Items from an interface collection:
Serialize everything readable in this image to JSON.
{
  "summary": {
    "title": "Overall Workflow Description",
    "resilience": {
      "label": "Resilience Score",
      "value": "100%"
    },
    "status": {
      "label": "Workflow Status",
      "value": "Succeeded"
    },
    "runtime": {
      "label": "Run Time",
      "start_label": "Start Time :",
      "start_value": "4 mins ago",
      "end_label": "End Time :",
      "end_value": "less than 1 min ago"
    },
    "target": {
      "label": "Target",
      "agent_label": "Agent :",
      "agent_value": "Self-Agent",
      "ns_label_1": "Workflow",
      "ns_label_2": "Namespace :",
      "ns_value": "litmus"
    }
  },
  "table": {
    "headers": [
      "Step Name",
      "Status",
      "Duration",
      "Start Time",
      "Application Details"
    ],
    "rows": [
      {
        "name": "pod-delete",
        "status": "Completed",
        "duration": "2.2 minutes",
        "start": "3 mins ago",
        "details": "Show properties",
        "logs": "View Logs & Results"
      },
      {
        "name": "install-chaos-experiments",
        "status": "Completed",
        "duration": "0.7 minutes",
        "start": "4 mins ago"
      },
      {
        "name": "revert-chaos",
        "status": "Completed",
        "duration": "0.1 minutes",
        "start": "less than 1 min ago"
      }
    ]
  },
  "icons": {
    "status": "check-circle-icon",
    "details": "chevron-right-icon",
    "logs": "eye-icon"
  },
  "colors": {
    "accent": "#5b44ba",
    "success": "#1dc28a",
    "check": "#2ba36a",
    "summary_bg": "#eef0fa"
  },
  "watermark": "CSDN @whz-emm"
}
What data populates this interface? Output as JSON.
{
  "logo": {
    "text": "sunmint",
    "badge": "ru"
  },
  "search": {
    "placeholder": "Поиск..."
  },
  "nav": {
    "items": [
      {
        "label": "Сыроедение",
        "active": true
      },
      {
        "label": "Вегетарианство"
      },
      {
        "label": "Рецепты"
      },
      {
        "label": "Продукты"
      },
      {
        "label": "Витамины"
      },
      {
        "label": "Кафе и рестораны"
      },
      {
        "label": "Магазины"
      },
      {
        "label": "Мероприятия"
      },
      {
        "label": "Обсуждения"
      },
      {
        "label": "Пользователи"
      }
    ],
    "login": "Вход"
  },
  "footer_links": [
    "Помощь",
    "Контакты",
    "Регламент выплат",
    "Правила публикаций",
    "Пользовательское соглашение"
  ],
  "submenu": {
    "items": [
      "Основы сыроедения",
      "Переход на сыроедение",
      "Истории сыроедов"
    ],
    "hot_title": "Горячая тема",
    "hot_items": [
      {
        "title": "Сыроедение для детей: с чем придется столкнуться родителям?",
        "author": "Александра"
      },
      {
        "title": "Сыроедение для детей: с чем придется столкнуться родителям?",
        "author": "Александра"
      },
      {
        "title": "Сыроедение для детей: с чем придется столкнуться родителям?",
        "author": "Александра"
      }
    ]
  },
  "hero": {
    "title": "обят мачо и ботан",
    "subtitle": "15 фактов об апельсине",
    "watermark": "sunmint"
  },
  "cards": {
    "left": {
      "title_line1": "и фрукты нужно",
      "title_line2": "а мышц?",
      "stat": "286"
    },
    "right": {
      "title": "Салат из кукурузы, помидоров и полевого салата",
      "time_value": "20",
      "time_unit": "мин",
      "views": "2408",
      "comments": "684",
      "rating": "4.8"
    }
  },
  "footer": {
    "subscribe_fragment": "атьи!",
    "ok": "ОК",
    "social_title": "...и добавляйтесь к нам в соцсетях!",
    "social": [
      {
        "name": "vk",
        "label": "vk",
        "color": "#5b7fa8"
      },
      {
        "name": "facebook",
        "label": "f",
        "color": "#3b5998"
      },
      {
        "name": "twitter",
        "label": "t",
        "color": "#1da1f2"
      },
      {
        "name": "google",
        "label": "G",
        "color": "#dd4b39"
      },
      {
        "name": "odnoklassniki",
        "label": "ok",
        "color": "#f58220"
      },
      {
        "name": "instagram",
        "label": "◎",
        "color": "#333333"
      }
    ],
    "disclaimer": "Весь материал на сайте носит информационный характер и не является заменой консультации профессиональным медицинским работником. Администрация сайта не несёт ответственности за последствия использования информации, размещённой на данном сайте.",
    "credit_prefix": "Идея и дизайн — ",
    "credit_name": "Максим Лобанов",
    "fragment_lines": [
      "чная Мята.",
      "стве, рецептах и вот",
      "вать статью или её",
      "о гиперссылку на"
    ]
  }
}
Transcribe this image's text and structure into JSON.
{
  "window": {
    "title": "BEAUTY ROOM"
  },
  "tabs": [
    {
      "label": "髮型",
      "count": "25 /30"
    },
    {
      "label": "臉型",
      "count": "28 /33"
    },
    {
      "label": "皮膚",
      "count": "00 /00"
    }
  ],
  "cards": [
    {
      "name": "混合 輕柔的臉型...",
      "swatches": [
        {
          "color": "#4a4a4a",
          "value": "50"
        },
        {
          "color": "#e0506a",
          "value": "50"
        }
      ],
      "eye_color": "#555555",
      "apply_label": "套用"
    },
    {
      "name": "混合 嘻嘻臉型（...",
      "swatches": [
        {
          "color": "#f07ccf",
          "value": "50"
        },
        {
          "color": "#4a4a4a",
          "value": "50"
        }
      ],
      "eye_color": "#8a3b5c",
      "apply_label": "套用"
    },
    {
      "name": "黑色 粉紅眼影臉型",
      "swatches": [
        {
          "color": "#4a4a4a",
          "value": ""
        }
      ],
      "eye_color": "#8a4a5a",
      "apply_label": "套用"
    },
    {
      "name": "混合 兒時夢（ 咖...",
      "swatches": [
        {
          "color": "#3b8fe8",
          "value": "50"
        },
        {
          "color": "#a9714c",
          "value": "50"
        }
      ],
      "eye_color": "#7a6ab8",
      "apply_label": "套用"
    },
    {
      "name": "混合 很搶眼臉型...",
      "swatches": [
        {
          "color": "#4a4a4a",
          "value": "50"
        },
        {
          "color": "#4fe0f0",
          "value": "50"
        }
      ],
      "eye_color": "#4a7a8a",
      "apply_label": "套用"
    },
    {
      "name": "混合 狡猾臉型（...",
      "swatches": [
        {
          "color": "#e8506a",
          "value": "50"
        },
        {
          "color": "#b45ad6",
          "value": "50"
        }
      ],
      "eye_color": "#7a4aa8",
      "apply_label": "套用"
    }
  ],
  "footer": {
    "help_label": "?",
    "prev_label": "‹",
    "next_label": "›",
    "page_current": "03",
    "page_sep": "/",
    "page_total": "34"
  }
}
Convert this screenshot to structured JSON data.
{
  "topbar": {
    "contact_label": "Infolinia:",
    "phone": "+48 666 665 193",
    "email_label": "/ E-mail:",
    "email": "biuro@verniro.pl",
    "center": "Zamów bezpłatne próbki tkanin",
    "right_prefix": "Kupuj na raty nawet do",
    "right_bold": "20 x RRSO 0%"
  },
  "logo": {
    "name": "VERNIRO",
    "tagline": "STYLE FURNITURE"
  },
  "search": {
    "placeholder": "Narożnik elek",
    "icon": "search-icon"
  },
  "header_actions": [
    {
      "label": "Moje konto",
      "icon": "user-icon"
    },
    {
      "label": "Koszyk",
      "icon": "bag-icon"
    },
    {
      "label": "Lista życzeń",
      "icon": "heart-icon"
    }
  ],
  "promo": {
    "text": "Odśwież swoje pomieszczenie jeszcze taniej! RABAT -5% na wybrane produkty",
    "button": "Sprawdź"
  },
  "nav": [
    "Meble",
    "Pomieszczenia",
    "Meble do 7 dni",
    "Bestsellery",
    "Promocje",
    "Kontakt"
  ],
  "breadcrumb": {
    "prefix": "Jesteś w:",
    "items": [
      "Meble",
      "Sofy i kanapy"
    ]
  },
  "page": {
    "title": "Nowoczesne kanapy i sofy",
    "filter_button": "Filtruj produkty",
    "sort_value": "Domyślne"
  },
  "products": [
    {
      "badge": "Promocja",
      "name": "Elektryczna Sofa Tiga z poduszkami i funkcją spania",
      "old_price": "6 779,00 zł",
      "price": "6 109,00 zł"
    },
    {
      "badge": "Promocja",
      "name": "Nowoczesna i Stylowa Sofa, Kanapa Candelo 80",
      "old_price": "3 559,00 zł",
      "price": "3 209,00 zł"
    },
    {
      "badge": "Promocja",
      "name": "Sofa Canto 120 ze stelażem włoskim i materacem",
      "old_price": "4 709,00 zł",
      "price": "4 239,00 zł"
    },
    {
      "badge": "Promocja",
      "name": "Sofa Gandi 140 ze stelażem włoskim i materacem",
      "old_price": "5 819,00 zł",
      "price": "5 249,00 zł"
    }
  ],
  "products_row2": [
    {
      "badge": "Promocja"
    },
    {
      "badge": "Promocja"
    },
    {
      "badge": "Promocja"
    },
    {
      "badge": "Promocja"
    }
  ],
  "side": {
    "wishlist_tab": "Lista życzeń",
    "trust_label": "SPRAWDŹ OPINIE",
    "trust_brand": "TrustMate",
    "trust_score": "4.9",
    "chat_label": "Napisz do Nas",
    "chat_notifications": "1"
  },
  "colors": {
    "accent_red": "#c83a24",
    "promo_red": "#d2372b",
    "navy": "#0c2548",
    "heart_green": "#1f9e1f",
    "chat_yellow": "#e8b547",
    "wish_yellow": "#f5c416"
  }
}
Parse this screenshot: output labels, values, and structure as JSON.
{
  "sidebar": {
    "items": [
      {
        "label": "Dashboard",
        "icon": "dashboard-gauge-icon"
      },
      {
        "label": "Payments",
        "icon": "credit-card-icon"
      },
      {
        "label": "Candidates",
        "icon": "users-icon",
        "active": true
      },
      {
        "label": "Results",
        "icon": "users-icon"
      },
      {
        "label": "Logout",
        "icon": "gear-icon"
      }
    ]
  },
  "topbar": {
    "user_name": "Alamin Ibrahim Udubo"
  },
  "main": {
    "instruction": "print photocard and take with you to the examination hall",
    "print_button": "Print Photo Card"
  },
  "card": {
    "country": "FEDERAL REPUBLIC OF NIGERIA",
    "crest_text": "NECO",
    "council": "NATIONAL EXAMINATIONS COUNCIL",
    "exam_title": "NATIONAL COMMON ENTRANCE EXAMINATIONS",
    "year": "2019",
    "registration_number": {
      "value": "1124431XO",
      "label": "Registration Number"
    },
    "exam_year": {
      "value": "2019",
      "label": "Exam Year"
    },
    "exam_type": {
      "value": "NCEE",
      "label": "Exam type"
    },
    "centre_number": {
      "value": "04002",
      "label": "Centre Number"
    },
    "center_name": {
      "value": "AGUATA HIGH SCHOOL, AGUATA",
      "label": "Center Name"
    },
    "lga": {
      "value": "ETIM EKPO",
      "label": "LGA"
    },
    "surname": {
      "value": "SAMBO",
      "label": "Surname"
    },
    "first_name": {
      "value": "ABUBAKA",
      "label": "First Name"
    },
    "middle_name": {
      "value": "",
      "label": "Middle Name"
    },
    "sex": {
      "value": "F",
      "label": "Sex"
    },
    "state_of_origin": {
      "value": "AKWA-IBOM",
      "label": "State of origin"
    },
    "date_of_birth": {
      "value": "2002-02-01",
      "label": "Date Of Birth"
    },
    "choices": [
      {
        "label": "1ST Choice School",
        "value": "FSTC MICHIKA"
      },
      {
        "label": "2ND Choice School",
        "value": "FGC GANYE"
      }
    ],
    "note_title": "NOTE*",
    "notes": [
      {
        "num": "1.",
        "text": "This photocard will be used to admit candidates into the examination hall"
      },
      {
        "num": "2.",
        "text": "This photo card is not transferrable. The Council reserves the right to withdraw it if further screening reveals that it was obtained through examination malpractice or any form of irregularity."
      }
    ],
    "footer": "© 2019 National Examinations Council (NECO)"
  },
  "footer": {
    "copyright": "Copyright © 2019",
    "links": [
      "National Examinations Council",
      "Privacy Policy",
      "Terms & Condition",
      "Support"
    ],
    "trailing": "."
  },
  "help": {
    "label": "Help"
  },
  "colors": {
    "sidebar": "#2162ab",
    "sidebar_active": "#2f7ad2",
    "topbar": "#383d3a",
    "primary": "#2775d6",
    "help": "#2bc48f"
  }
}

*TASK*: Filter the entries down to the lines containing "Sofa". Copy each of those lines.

*ANSWER AREA*:
      "name": "Elektryczna Sofa Tiga z poduszkami i funkcją spania",
      "name": "Nowoczesna i Stylowa Sofa, Kanapa Candelo 80",
      "name": "Sofa Canto 120 ze stelażem włoskim i materacem",
      "name": "Sofa Gandi 140 ze stelażem włoskim i materacem",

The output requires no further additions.